▶ Aim of the exercise: With "JSON" as the search word, show every line of the material that has it.

▶ Exercise inputs:
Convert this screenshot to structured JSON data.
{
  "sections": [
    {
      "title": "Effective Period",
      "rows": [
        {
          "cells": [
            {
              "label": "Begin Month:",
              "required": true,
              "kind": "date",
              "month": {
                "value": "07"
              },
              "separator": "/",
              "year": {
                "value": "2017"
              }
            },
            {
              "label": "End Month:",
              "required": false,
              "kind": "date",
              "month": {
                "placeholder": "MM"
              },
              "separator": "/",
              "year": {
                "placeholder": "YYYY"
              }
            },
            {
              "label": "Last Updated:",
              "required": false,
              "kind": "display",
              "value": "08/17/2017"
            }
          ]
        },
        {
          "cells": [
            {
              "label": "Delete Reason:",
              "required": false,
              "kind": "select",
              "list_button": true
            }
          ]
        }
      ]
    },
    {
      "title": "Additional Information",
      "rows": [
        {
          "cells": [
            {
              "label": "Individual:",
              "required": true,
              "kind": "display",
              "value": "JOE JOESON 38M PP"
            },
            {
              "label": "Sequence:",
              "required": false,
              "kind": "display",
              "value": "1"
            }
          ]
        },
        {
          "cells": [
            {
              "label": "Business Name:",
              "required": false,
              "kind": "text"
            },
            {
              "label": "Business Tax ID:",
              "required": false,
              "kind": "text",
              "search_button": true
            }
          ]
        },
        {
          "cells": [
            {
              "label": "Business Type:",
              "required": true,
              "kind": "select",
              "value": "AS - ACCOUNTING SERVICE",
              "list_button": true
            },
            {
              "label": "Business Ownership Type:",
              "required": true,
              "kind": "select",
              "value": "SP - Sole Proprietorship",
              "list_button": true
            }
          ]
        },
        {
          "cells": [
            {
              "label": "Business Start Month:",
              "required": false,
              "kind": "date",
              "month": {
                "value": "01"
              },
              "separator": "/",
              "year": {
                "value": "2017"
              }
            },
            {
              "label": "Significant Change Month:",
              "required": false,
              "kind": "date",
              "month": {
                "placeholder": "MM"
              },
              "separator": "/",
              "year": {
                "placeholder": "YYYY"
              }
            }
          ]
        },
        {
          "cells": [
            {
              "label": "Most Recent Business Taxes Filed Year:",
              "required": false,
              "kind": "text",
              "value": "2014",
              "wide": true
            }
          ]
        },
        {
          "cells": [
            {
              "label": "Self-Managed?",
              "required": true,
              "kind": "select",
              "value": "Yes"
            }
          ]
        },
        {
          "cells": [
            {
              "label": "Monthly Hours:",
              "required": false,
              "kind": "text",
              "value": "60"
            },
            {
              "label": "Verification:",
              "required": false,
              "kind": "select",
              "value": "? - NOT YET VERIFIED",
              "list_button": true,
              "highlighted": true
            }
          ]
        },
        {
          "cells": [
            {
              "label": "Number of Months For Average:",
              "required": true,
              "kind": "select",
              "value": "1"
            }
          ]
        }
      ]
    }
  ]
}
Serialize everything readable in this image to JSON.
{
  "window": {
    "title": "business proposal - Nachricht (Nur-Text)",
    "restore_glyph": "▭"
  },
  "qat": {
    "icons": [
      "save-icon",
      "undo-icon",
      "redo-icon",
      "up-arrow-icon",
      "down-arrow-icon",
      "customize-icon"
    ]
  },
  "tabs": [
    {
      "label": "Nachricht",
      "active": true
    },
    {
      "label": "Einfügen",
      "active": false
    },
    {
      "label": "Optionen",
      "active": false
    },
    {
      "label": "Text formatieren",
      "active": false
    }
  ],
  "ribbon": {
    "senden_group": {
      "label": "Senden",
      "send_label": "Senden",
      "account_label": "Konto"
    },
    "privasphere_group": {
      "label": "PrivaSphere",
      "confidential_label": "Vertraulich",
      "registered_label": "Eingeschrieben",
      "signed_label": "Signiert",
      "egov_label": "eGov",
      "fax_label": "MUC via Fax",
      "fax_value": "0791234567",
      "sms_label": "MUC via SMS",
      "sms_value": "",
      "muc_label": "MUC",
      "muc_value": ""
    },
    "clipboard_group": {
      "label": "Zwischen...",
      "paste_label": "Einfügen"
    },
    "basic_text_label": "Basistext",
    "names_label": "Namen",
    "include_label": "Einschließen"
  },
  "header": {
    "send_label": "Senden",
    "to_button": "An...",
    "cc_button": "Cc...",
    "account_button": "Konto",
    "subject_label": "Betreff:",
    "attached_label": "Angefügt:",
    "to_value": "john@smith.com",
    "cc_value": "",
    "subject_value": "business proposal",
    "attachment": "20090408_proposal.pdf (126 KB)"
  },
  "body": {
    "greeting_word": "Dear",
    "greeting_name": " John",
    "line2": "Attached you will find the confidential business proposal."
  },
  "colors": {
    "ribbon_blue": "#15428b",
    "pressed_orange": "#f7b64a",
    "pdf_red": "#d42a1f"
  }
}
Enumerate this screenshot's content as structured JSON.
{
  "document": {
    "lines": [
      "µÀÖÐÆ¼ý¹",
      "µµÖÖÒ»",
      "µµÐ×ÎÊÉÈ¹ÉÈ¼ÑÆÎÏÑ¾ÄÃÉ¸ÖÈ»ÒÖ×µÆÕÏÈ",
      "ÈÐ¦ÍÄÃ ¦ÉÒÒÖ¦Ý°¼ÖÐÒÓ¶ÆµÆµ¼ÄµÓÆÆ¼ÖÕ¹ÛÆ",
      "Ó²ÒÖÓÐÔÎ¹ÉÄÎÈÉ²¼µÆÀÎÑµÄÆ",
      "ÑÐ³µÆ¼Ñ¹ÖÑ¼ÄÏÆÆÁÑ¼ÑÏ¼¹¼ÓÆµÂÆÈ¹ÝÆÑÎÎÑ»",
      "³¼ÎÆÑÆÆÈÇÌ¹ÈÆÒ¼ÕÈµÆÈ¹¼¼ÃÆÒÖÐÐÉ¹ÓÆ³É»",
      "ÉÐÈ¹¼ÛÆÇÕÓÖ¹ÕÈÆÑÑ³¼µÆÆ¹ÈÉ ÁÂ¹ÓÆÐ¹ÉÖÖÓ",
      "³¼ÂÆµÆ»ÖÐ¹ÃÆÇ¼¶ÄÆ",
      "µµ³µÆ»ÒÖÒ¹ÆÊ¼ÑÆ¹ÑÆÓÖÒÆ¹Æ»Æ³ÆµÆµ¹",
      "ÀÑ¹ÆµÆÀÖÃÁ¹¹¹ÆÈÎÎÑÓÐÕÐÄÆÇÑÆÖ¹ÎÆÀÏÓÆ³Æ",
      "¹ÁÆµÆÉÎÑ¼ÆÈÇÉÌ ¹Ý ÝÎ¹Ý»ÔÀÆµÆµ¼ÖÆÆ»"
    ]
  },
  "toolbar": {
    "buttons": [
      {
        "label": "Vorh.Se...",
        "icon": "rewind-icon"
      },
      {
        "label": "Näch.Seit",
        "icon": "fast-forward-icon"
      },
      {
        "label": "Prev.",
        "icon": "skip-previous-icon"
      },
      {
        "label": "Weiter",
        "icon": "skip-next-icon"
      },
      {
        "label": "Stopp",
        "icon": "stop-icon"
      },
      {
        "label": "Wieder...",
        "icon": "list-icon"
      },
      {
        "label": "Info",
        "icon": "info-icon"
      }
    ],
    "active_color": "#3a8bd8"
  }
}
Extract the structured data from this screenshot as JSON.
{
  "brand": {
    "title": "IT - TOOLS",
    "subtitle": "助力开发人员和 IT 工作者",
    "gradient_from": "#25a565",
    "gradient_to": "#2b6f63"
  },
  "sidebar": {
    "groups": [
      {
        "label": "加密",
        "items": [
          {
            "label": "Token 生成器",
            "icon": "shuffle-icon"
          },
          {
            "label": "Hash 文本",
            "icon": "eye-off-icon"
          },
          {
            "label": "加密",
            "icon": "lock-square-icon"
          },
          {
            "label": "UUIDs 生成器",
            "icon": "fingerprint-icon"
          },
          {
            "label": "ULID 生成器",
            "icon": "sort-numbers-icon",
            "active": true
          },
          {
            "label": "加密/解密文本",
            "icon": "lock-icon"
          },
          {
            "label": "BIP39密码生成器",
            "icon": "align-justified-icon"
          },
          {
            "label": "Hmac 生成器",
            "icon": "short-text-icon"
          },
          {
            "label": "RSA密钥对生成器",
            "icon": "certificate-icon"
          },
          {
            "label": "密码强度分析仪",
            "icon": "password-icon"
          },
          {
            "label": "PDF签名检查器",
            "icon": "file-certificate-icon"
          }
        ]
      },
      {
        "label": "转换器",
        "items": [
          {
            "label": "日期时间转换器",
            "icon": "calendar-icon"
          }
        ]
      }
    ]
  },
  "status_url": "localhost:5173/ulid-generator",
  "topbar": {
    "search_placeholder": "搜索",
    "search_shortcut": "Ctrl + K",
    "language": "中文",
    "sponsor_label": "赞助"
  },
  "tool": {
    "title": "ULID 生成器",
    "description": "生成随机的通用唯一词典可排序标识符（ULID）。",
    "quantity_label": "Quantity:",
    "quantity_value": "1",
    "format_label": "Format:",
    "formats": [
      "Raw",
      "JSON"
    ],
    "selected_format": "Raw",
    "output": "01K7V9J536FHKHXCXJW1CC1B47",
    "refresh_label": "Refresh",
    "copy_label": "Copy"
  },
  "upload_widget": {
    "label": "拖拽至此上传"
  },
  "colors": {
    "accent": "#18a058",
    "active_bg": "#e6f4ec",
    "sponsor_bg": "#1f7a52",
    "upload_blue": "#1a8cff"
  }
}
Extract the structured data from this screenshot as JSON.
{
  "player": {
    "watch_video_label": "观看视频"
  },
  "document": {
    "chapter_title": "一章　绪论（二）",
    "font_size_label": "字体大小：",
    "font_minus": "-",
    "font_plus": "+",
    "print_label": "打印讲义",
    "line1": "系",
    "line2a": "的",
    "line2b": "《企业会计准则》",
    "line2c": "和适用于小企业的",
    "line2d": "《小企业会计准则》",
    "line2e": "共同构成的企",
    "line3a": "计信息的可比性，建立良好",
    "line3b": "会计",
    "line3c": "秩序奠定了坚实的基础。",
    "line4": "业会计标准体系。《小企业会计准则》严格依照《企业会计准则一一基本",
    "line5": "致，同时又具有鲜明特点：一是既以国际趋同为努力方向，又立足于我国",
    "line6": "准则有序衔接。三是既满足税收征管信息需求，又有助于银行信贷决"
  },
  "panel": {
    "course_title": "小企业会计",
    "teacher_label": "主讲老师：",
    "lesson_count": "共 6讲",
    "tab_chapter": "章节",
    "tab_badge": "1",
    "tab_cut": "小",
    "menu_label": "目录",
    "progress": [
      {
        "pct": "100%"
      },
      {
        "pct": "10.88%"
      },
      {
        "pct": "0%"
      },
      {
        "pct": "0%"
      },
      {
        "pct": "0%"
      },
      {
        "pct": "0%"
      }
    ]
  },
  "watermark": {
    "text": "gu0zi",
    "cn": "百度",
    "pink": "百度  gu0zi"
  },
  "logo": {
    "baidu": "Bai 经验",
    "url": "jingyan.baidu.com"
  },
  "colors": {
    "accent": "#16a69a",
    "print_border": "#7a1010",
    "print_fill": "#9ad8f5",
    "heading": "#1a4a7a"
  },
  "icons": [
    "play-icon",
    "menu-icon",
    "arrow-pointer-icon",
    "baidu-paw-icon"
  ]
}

▶ Written answer:
Convert this screenshot to structured JSON data.
Serialize everything readable in this image to JSON.
Enumerate this screenshot's content as structured JSON.
Extract the structured data from this screenshot as JSON.
      "JSON"
Extract the structured data from this screenshot as JSON.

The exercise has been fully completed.